Fort Ross Vineyard was selected to produce a special Pinot Noir and Chardonnay to commemorate the 1812 – 2012 Bicentennial of the old Russian Settlement of Fort Ross on the Sonoma Coast. This was the site of the first grape plantings in all of Sonoma County and even foreshadowed the plantings in Napa County. The winery was given permission from the Kunstkamera of the St. Peter the Great Museum in St. Petersburg to use the painting of the old fort done in 1841 by the famous naturalist, Il'ya Vosnesenky.

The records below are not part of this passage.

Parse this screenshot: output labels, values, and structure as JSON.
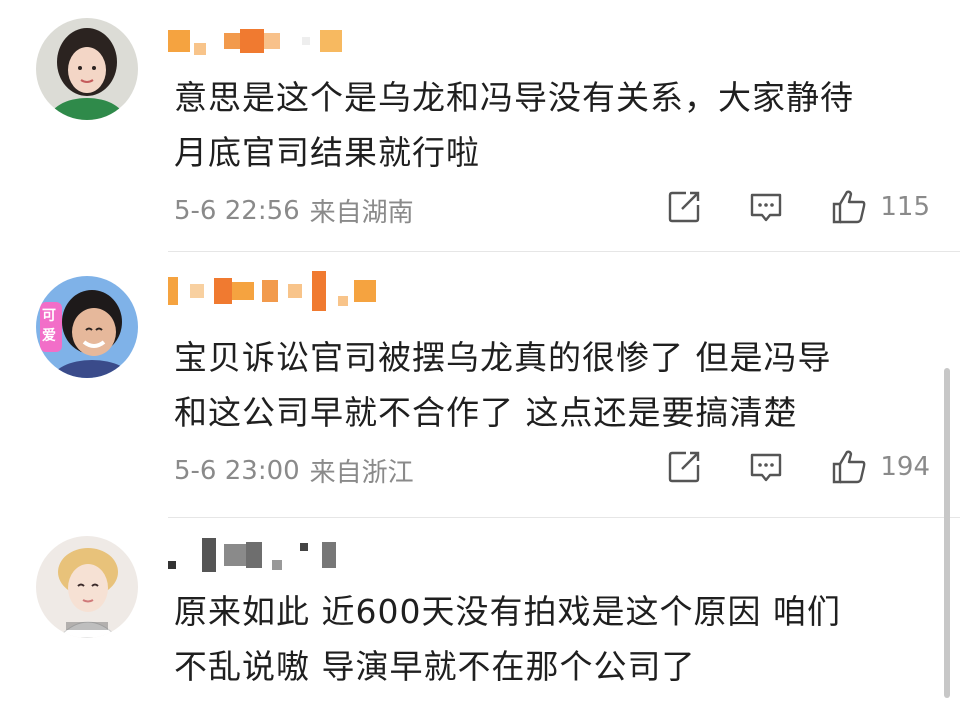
{
  "comments": [
    {
      "text": "意思是这个是乌龙和冯导没有关系，大家静待\n月底官司结果就行啦",
      "date": "5-6 22:56",
      "location": "来自湖南",
      "likes": "115"
    },
    {
      "text": "宝贝诉讼官司被摆乌龙真的很惨了 但是冯导\n和这公司早就不合作了 这点还是要搞清楚",
      "date": "5-6 23:00",
      "location": "来自浙江",
      "likes": "194",
      "avatar_badge": "可爱"
    },
    {
      "text": "原来如此 近600天没有拍戏是这个原因 咱们\n不乱说嗷 导演早就不在那个公司了"
    }
  ],
  "icons": {
    "share": "share-icon",
    "comment": "comment-icon",
    "like": "like-icon"
  },
  "colors": {
    "meta_text": "#8a8a8a",
    "body_text": "#1f1f1f",
    "divider": "#e6e6e6",
    "blur_orange": "#f5a340",
    "blur_gray": "#9a9a9a"
  }
}
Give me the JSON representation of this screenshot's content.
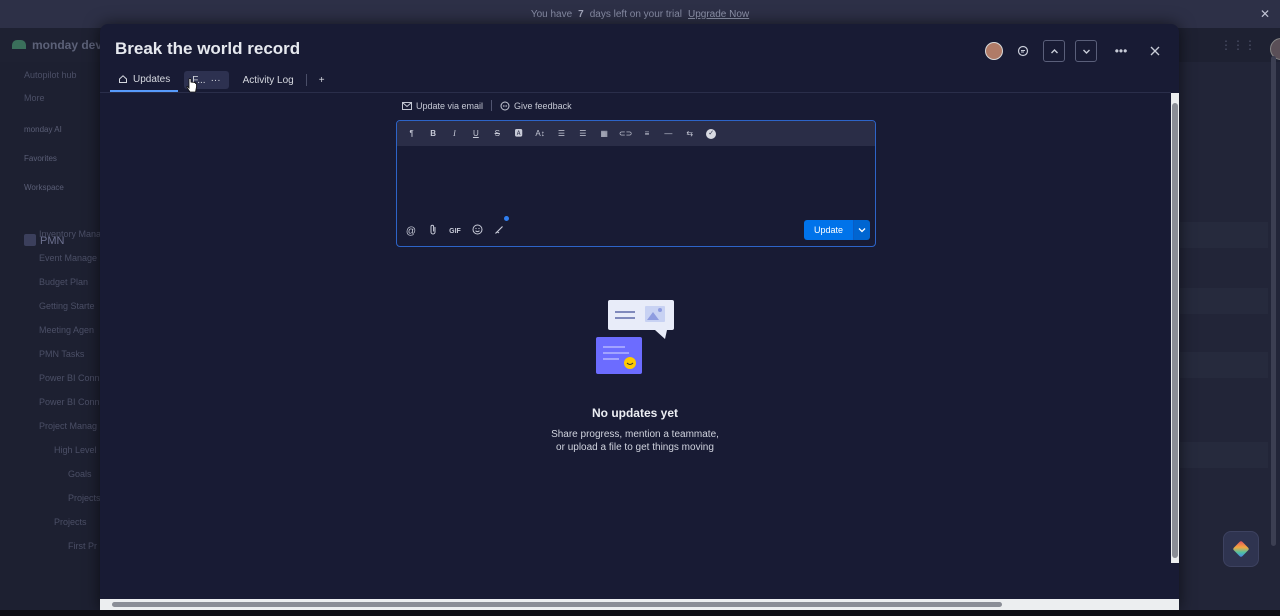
{
  "trial_bar": {
    "text_before": "You have",
    "days": "7",
    "text_after": "days left on your trial",
    "upgrade_label": "Upgrade Now"
  },
  "background_app": {
    "logo": "monday dev",
    "sidebar": [
      "Autopilot hub",
      "More",
      "monday AI",
      "Favorites",
      "Workspace",
      "PMN",
      "Inventory Mana",
      "Event Manage",
      "Budget Plan",
      "Getting Starte",
      "Meeting Agen",
      "PMN Tasks",
      "Power BI Conn",
      "Power BI Conn",
      "Project Manag",
      "High Level",
      "Goals",
      "Projects",
      "Projects",
      "First Pr"
    ]
  },
  "panel": {
    "title": "Break the world record",
    "tabs": {
      "updates": "Updates",
      "files": "F...",
      "more": "···",
      "activity_log": "Activity Log",
      "add": "+"
    },
    "links": {
      "update_via_email": "Update via email",
      "give_feedback": "Give feedback"
    },
    "editor": {
      "toolbar_icons": [
        "paragraph-icon",
        "bold-icon",
        "italic-icon",
        "underline-icon",
        "strikethrough-icon",
        "text-color-icon",
        "font-size-icon",
        "numbered-list-icon",
        "bullet-list-icon",
        "table-icon",
        "link-icon",
        "align-icon",
        "divider-icon",
        "direction-icon",
        "checklist-icon"
      ],
      "footer_icons": [
        "mention-icon",
        "attach-icon",
        "gif-icon",
        "emoji-icon",
        "ai-write-icon"
      ],
      "gif_label": "GIF",
      "update_button": "Update"
    },
    "empty_state": {
      "title": "No updates yet",
      "line1": "Share progress, mention a teammate,",
      "line2": "or upload a file to get things moving"
    }
  }
}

With a garnet hue, this terroir-driven Pinot Noir offers delicate, yet complex aromas of brambly fruit and raspberries that weave together with wild forest floor, cola and cinnamon spice. The elegant aromatics lead to a complex palate defined by black raspberry, Bing cherry and bramble berries, with hints of subtle citrus and a dash of winter spices. The fine, supple tannin structure reflects the cooler vintage and perfectly frames the earth that is revealed throught the layered, velvety finish.
The growing cycle generally starts late in this cool, maritime climate but the 2011 spring was unusually cold and wet. The vineyard remained dormant until May when the days suddenly grew hot and the vines burst into action three months later than usual. In June, during bloom, the clusters were well positioned on the vines. Then it rained once more resulting in far less cluster development than expected. During the cool summer the grapes did increase their pace to make up for lost time and miraculously developed vibrant flavors at far lower degrees Brix. With some hot weather the sugar levels did increase but still remained far lower than in previous vintages. Finally most of of the vineyard was picked at about 22° Brix which converts into wine of approximately 13% alcohol. We were fortunate that the wild Sonoma Coast gave us another unexpected gift - time to wait patiently before harvest.
The grapes for this Pinot Noir were handpicked during the cool hours of the night in 2 gallon trays. After hand sorting, the fruit was cold soaked for several days and fermented in a combination of 5 and 10 ton tanks. The caps were punched down 1 or 2 times per day, depending on the stage of the fermentation. The wines were then barreled in a combination of 40% new and 60% neutral French oak. Throughout the 10 months of barrel aging, the clones and different vineyard blocks were kept separate to maintain their distinct flavor profiles and structural components as blending elements.